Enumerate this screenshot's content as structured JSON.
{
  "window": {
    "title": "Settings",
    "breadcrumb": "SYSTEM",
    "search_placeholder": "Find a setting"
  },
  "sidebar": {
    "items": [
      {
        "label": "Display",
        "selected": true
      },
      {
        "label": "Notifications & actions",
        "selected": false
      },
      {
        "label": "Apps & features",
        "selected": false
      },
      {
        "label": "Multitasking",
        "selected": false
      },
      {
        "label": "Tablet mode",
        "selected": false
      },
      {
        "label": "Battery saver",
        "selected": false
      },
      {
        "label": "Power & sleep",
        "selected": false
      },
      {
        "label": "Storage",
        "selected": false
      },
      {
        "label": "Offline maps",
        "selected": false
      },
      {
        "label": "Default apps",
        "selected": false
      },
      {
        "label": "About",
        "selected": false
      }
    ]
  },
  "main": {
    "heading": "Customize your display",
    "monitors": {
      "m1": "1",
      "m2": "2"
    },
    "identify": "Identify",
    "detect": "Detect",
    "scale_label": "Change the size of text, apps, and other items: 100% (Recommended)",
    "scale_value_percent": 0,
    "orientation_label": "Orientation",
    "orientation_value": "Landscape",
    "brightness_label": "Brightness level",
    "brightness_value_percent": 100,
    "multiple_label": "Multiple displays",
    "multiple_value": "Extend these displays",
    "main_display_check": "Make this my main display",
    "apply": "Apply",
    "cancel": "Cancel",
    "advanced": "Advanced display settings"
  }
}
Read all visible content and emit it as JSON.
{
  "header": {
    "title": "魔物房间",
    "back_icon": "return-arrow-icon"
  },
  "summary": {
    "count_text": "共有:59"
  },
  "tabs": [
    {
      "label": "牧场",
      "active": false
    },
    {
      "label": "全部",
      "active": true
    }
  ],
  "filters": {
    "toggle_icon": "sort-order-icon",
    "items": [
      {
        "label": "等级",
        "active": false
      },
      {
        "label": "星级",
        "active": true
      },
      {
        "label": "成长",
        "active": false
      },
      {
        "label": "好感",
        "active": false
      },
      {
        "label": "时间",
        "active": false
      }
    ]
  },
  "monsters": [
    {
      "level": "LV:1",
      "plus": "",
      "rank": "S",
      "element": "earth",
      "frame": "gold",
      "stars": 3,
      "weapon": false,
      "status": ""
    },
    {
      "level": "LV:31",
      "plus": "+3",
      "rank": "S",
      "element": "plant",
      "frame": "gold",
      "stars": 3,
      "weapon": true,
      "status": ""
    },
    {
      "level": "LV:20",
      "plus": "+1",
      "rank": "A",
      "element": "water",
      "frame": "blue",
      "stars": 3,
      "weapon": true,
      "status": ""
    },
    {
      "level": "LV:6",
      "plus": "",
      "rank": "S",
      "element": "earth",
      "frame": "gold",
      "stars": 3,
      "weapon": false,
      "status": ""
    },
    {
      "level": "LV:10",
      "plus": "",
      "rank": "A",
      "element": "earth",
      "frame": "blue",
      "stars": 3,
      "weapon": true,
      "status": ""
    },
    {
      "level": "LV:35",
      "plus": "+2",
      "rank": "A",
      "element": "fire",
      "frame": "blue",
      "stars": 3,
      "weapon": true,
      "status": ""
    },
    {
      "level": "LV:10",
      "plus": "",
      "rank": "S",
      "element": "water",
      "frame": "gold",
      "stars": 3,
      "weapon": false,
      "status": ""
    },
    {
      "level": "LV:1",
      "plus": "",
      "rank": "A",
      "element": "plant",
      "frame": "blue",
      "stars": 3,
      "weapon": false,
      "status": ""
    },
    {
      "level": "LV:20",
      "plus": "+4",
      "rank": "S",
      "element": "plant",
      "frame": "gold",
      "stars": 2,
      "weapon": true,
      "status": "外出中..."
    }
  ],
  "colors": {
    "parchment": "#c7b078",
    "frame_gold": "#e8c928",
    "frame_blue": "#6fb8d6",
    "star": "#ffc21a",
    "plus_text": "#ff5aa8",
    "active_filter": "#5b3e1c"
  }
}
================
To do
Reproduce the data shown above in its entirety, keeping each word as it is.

Reply
Enumerate this screenshot's content as structured JSON.
{
  "window": {
    "title": "Settings",
    "breadcrumb": "SYSTEM",
    "search_placeholder": "Find a setting"
  },
  "sidebar": {
    "items": [
      {
        "label": "Display",
        "selected": true
      },
      {
        "label": "Notifications & actions",
        "selected": false
      },
      {
        "label": "Apps & features",
        "selected": false
      },
      {
        "label": "Multitasking",
        "selected": false
      },
      {
        "label": "Tablet mode",
        "selected": false
      },
      {
        "label": "Battery saver",
        "selected": false
      },
      {
        "label": "Power & sleep",
        "selected": false
      },
      {
        "label": "Storage",
        "selected": false
      },
      {
        "label": "Offline maps",
        "selected": false
      },
      {
        "label": "Default apps",
        "selected": false
      },
      {
        "label": "About",
        "selected": false
      }
    ]
  },
  "main": {
    "heading": "Customize your display",
    "monitors": {
      "m1": "1",
      "m2": "2"
    },
    "identify": "Identify",
    "detect": "Detect",
    "scale_label": "Change the size of text, apps, and other items: 100% (Recommended)",
    "scale_value_percent": 0,
    "orientation_label": "Orientation",
    "orientation_value": "Landscape",
    "brightness_label": "Brightness level",
    "brightness_value_percent": 100,
    "multiple_label": "Multiple displays",
    "multiple_value": "Extend these displays",
    "main_display_check": "Make this my main display",
    "apply": "Apply",
    "cancel": "Cancel",
    "advanced": "Advanced display settings"
  }
}
Read all visible content and emit it as JSON.
{
  "header": {
    "title": "魔物房间",
    "back_icon": "return-arrow-icon"
  },
  "summary": {
    "count_text": "共有:59"
  },
  "tabs": [
    {
      "label": "牧场",
      "active": false
    },
    {
      "label": "全部",
      "active": true
    }
  ],
  "filters": {
    "toggle_icon": "sort-order-icon",
    "items": [
      {
        "label": "等级",
        "active": false
      },
      {
        "label": "星级",
        "active": true
      },
      {
        "label": "成长",
        "active": false
      },
      {
        "label": "好感",
        "active": false
      },
      {
        "label": "时间",
        "active": false
      }
    ]
  },
  "monsters": [
    {
      "level": "LV:1",
      "plus": "",
      "rank": "S",
      "element": "earth",
      "frame": "gold",
      "stars": 3,
      "weapon": false,
      "status": ""
    },
    {
      "level": "LV:31",
      "plus": "+3",
      "rank": "S",
      "element": "plant",
      "frame": "gold",
      "stars": 3,
      "weapon": true,
      "status": ""
    },
    {
      "level": "LV:20",
      "plus": "+1",
      "rank": "A",
      "element": "water",
      "frame": "blue",
      "stars": 3,
      "weapon": true,
      "status": ""
    },
    {
      "level": "LV:6",
      "plus": "",
      "rank": "S",
      "element": "earth",
      "frame": "gold",
      "stars": 3,
      "weapon": false,
      "status": ""
    },
    {
      "level": "LV:10",
      "plus": "",
      "rank": "A",
      "element": "earth",
      "frame": "blue",
      "stars": 3,
      "weapon": true,
      "status": ""
    },
    {
      "level": "LV:35",
      "plus": "+2",
      "rank": "A",
      "element": "fire",
      "frame": "blue",
      "stars": 3,
      "weapon": true,
      "status": ""
    },
    {
      "level": "LV:10",
      "plus": "",
      "rank": "S",
      "element": "water",
      "frame": "gold",
      "stars": 3,
      "weapon": false,
      "status": ""
    },
    {
      "level": "LV:1",
      "plus": "",
      "rank": "A",
      "element": "plant",
      "frame": "blue",
      "stars": 3,
      "weapon": false,
      "status": ""
    },
    {
      "level": "LV:20",
      "plus": "+4",
      "rank": "S",
      "element": "plant",
      "frame": "gold",
      "stars": 2,
      "weapon": true,
      "status": "外出中..."
    }
  ],
  "colors": {
    "parchment": "#c7b078",
    "frame_gold": "#e8c928",
    "frame_blue": "#6fb8d6",
    "star": "#ffc21a",
    "plus_text": "#ff5aa8",
    "active_filter": "#5b3e1c"
  }
}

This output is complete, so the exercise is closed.